  46. ^ Anon. (2018). Josefine Mutzenbacher or The Story of a Viennese Wench, as Told by Herself. Translated by Ilona J. Hämäläinen-Bauer. Helsinki: Books on Demand. p. 9. ISBN 978-952-80-0655-8.
    Cf. Josefine Mutzenbacher oder Die Geschichte einer Wienerischen Dirne von ihr selbst erzählt (1906), pp. 3–4.

Further readingEdit

  • Boa, Elizabeth (2012). "Taking Sex to Market: Tagebuch einer Verlorenen: Von einer Toten and Josefine Mutzenbacher, Die Lebensgeschichte einer wienerischen Dirne, von ihr selbst erzählt". In Woodford, Charlotte; Schofield, Benedict (eds.). The German Bestseller in the Late Nineteenth Century. Rochester (N.Y.): Camden House. pp. 224–241. ISBN 978-1-57113-487-5.

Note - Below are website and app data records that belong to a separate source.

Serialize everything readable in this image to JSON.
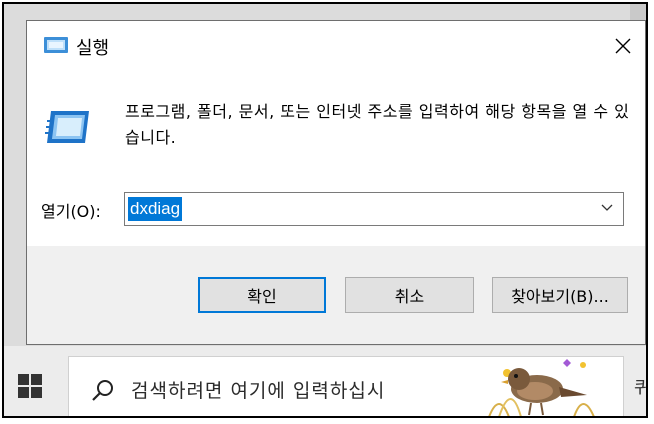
{
  "dialog": {
    "title": "실행",
    "description": "프로그램, 폴더, 문서, 또는 인터넷 주소를 입력하여 해당 항목을 열 수 있습니다.",
    "open_label": "열기(O):",
    "open_value": "dxdiag",
    "buttons": {
      "ok": "확인",
      "cancel": "취소",
      "browse": "찾아보기(B)..."
    }
  },
  "taskbar": {
    "search_placeholder": "검색하려면 여기에 입력하십시",
    "extra_glyph": "퀴"
  },
  "colors": {
    "accent": "#0078d7",
    "button_bg": "#e1e1e1"
  },
  "icons": [
    "run-icon",
    "close-icon",
    "chevron-down-icon",
    "windows-icon",
    "search-icon"
  ]
}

  • Ehness, Jürgen (2002). "Josefine Mutzenbacher – ein pornographisches Werk ohne Autor?". Felix Saltens erzählerisches Werk: Beschreibung und Deutung. Regensburger Beiträge zur deutschen Sprach- und Literaturwissenschaft B 81 (in German). Frankfurt am Main: Peter Lang. pp. 305–312. ISBN 3-631-38178-6. ISSN 0721-3301.
  • Farin, Michael, ed. (1990). Josefine Mutzenbacher oder die Geschichte einer wienerischen Dirne von ihr selbst erzählt: Ungekürzter Nachdruck der Erstausgabe aus dem Jahr 1906 mit Essays zum Werk (in German). München: Schneekluth. ISBN 3-7951-1170-6.

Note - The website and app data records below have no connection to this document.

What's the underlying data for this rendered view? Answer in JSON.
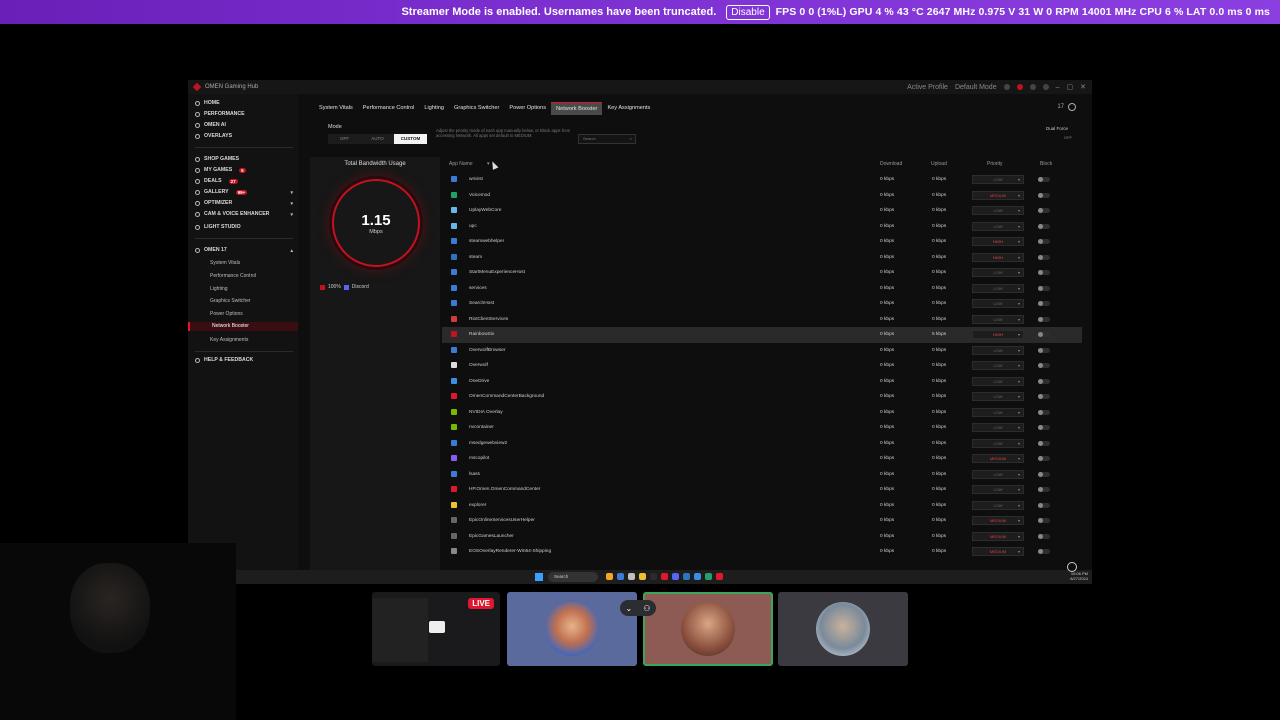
{
  "overlay": {
    "streamer_message": "Streamer Mode is enabled. Usernames have been truncated.",
    "disable_label": "Disable",
    "stats": "FPS 0 0 (1%L)  GPU 4 % 43 °C 2647 MHz 0.975 V 31 W 0 RPM 14001 MHz  CPU 6 %  LAT 0.0 ms 0 ms"
  },
  "window": {
    "title": "OMEN Gaming Hub",
    "profile_label": "Active Profile",
    "profile_value": "Default Mode"
  },
  "sidebar": {
    "items": [
      {
        "label": "HOME"
      },
      {
        "label": "PERFORMANCE"
      },
      {
        "label": "OMEN AI"
      },
      {
        "label": "OVERLAYS"
      },
      {
        "label": "SHOP GAMES"
      },
      {
        "label": "MY GAMES",
        "badge": "5"
      },
      {
        "label": "DEALS",
        "badge": "27"
      },
      {
        "label": "GALLERY",
        "badge": "99+"
      },
      {
        "label": "OPTIMIZER"
      },
      {
        "label": "CAM & VOICE ENHANCER"
      },
      {
        "label": "LIGHT STUDIO"
      }
    ],
    "device": "OMEN 17",
    "sub_items": [
      {
        "label": "System Vitals"
      },
      {
        "label": "Performance Control"
      },
      {
        "label": "Lighting"
      },
      {
        "label": "Graphics Switcher"
      },
      {
        "label": "Power Options"
      },
      {
        "label": "Network Booster"
      },
      {
        "label": "Key Assignments"
      }
    ],
    "help": "HELP & FEEDBACK",
    "version": "BOOSTED"
  },
  "tabs": [
    {
      "label": "System Vitals"
    },
    {
      "label": "Performance Control"
    },
    {
      "label": "Lighting"
    },
    {
      "label": "Graphics Switcher"
    },
    {
      "label": "Power Options"
    },
    {
      "label": "Network Booster",
      "active": true
    },
    {
      "label": "Key Assignments"
    }
  ],
  "tab_right": "17",
  "mode": {
    "label": "Mode",
    "options": [
      "OFF",
      "AUTO",
      "CUSTOM"
    ],
    "selected": "CUSTOM",
    "description": "Adjust the priority mode of each app manually below, or Block apps from accessing Network. All apps set default to MEDIUM.",
    "search_placeholder": "Search",
    "dual_force": "Dual Force",
    "dual_toggle": "OFF"
  },
  "bandwidth": {
    "title": "Total Bandwidth Usage",
    "value": "1.15",
    "unit": "Mbps",
    "legend_percent": "100%",
    "legend_app": "Discord"
  },
  "table": {
    "headers": {
      "app": "App Name",
      "download": "Download",
      "upload": "Upload",
      "priority": "Priority",
      "block": "Block"
    },
    "rows": [
      {
        "name": "wmirst",
        "dl": "0 kbps",
        "ul": "0 kbps",
        "prio": "LOW",
        "color": "#3b7bd6"
      },
      {
        "name": "Voicemod",
        "dl": "0 kbps",
        "ul": "0 kbps",
        "prio": "MEDIUM",
        "color": "#1fa36a"
      },
      {
        "name": "UplayWebCore",
        "dl": "0 kbps",
        "ul": "0 kbps",
        "prio": "LOW",
        "color": "#6bb6e8"
      },
      {
        "name": "upc",
        "dl": "0 kbps",
        "ul": "0 kbps",
        "prio": "LOW",
        "color": "#6bb6e8"
      },
      {
        "name": "steamwebhelper",
        "dl": "0 kbps",
        "ul": "0 kbps",
        "prio": "HIGH",
        "color": "#3b7bd6"
      },
      {
        "name": "steam",
        "dl": "0 kbps",
        "ul": "0 kbps",
        "prio": "HIGH",
        "color": "#2a75bb"
      },
      {
        "name": "StartMenuExperienceHost",
        "dl": "0 kbps",
        "ul": "0 kbps",
        "prio": "LOW",
        "color": "#3b7bd6"
      },
      {
        "name": "services",
        "dl": "0 kbps",
        "ul": "0 kbps",
        "prio": "LOW",
        "color": "#3b7bd6"
      },
      {
        "name": "SearchHost",
        "dl": "0 kbps",
        "ul": "0 kbps",
        "prio": "LOW",
        "color": "#3b7bd6"
      },
      {
        "name": "RiotClientServices",
        "dl": "0 kbps",
        "ul": "0 kbps",
        "prio": "LOW",
        "color": "#d23b3b"
      },
      {
        "name": "RainbowSix",
        "dl": "0 kbps",
        "ul": "5 kbps",
        "prio": "HIGH",
        "color": "#c1121f",
        "highlight": true
      },
      {
        "name": "OverwolfBrowser",
        "dl": "0 kbps",
        "ul": "0 kbps",
        "prio": "LOW",
        "color": "#3b7bd6"
      },
      {
        "name": "Overwolf",
        "dl": "0 kbps",
        "ul": "0 kbps",
        "prio": "LOW",
        "color": "#dddddd"
      },
      {
        "name": "OneDrive",
        "dl": "0 kbps",
        "ul": "0 kbps",
        "prio": "LOW",
        "color": "#3b8ee6"
      },
      {
        "name": "OmenCommandCenterBackground",
        "dl": "0 kbps",
        "ul": "0 kbps",
        "prio": "LOW",
        "color": "#e0182f"
      },
      {
        "name": "NVIDIA Overlay",
        "dl": "0 kbps",
        "ul": "0 kbps",
        "prio": "LOW",
        "color": "#76b900"
      },
      {
        "name": "nvcontainer",
        "dl": "0 kbps",
        "ul": "0 kbps",
        "prio": "LOW",
        "color": "#76b900"
      },
      {
        "name": "msedgewebview2",
        "dl": "0 kbps",
        "ul": "0 kbps",
        "prio": "LOW",
        "color": "#3b7bd6"
      },
      {
        "name": "mscopilot",
        "dl": "0 kbps",
        "ul": "0 kbps",
        "prio": "MEDIUM",
        "color": "#8a5cf5"
      },
      {
        "name": "lsass",
        "dl": "0 kbps",
        "ul": "0 kbps",
        "prio": "LOW",
        "color": "#3b7bd6"
      },
      {
        "name": "HP.Omen.OmenCommandCenter",
        "dl": "0 kbps",
        "ul": "0 kbps",
        "prio": "LOW",
        "color": "#e0182f"
      },
      {
        "name": "explorer",
        "dl": "0 kbps",
        "ul": "0 kbps",
        "prio": "LOW",
        "color": "#f0c030"
      },
      {
        "name": "EpicOnlineServicesUserHelper",
        "dl": "0 kbps",
        "ul": "0 kbps",
        "prio": "MEDIUM",
        "color": "#666666"
      },
      {
        "name": "EpicGamesLauncher",
        "dl": "0 kbps",
        "ul": "0 kbps",
        "prio": "MEDIUM",
        "color": "#666666"
      },
      {
        "name": "EOSOverlayRenderer-Win64-Shipping",
        "dl": "0 kbps",
        "ul": "0 kbps",
        "prio": "MEDIUM",
        "color": "#888888"
      }
    ]
  },
  "taskbar": {
    "search": "Search",
    "time": "10:06 PM",
    "date": "8/27/2024"
  },
  "call": {
    "live_label": "LIVE"
  }
}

  • Friedrich, Hans-Edwin (2018). "Naturalistische Kraft, Sozialkritik, sexueller Missbrauch: Zur Deutungsgeschichte der Josefine Mutzenbacher". In Frimmel, Johannes; Haug, Christine; Meise, Helga (eds.). „In Wollust betäubt“: Unzüchtige Bücher im deutschsprachigen Raum im 18. und 19. Jahrhundert. Buchwissenschaftliche Beiträge, 97 (in German). Wiesbaden: Harrassowitz Verlag. pp. 303–318. ISBN 978-3-447-11018-1. ISSN 0724-7001.

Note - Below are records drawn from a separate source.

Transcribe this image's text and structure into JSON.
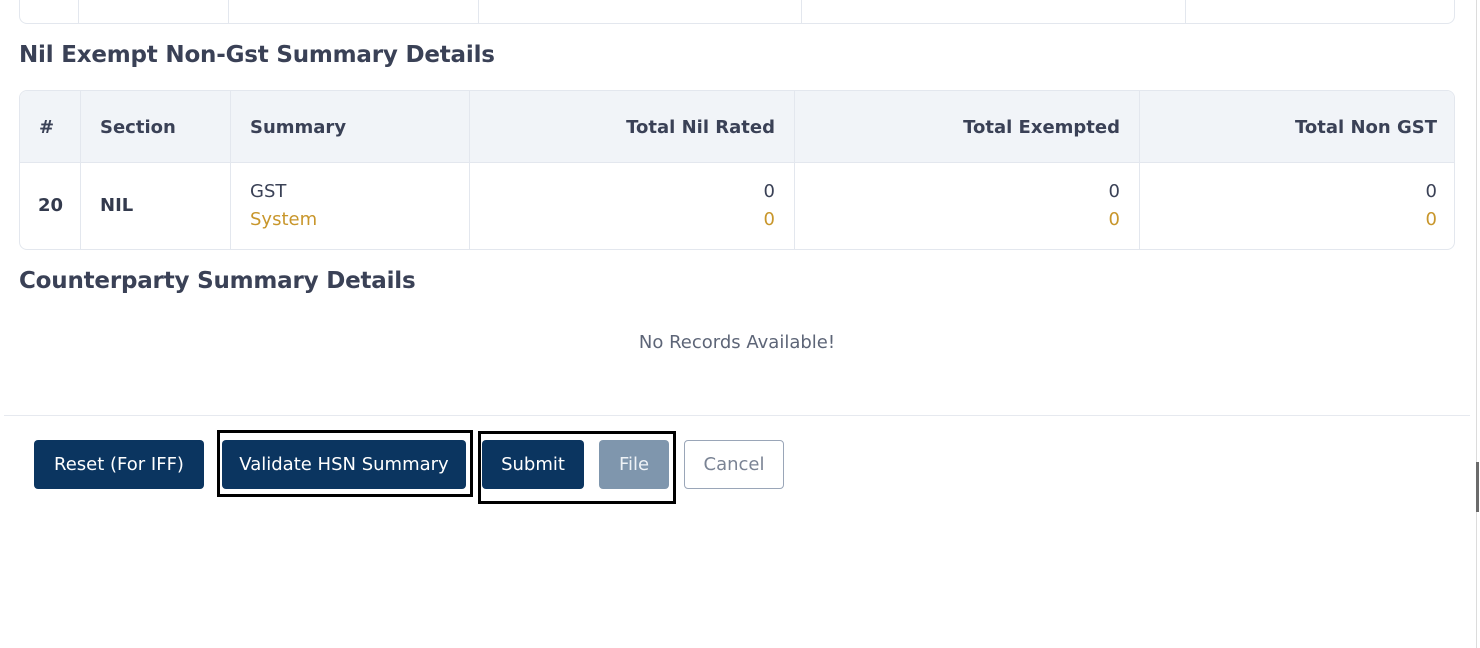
{
  "nil_section": {
    "title": "Nil Exempt Non-Gst Summary Details",
    "headers": {
      "num": "#",
      "section": "Section",
      "summary": "Summary",
      "total_nil_rated": "Total Nil Rated",
      "total_exempted": "Total Exempted",
      "total_non_gst": "Total Non GST"
    },
    "row": {
      "num": "20",
      "section": "NIL",
      "summary_primary": "GST",
      "summary_secondary": "System",
      "nil_rated_gst": "0",
      "nil_rated_system": "0",
      "exempted_gst": "0",
      "exempted_system": "0",
      "non_gst_gst": "0",
      "non_gst_system": "0"
    }
  },
  "counterparty_section": {
    "title": "Counterparty Summary Details",
    "empty_message": "No Records Available!"
  },
  "actions": {
    "reset_label": "Reset (For IFF)",
    "validate_label": "Validate HSN Summary",
    "submit_label": "Submit",
    "file_label": "File",
    "cancel_label": "Cancel"
  },
  "colors": {
    "primary_button": "#0b3560",
    "disabled_button": "#7f96ad",
    "system_value": "#c8962b",
    "header_bg": "#f1f4f8"
  }
}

  • Hage, Volker (1996). "Pornographie kann Kunst sein: Josefine Mutzenbacher". In Kogel, Jörg-Dieter (ed.). Schriftsteller vor Gericht: Verfolgte Literatur in vier Jahrhunderten (in German). Frankfurt a.M.: Suhrkamp. pp. 281–292. ISBN 3-518-39028-7.
  • Ruthner, Clemens (2011). "The Back Side of Fin-de-Siècle Vienna: The Infamously Infantile Sexuality of Josefine Mutzenbacher". In Ruthner, Clemens; Whitinger, Raleigh (eds.). Contested Passions: Sexuality, Eroticism, and Gender in Modern Austrian Literature and Culture. Austrian Culture. New York: Peter Lang. pp. 91–104. ISBN 978-1-4331-1423-6.
  • Ruthner, Clemens; Schmidt, Matthias, eds. (2019). Die Mutzenbacher: Lektüren und Kontexte eines Skandalromans (in German). Wien: Sonderzahl. ISBN 978-3-85449-513-0.

External linksEdit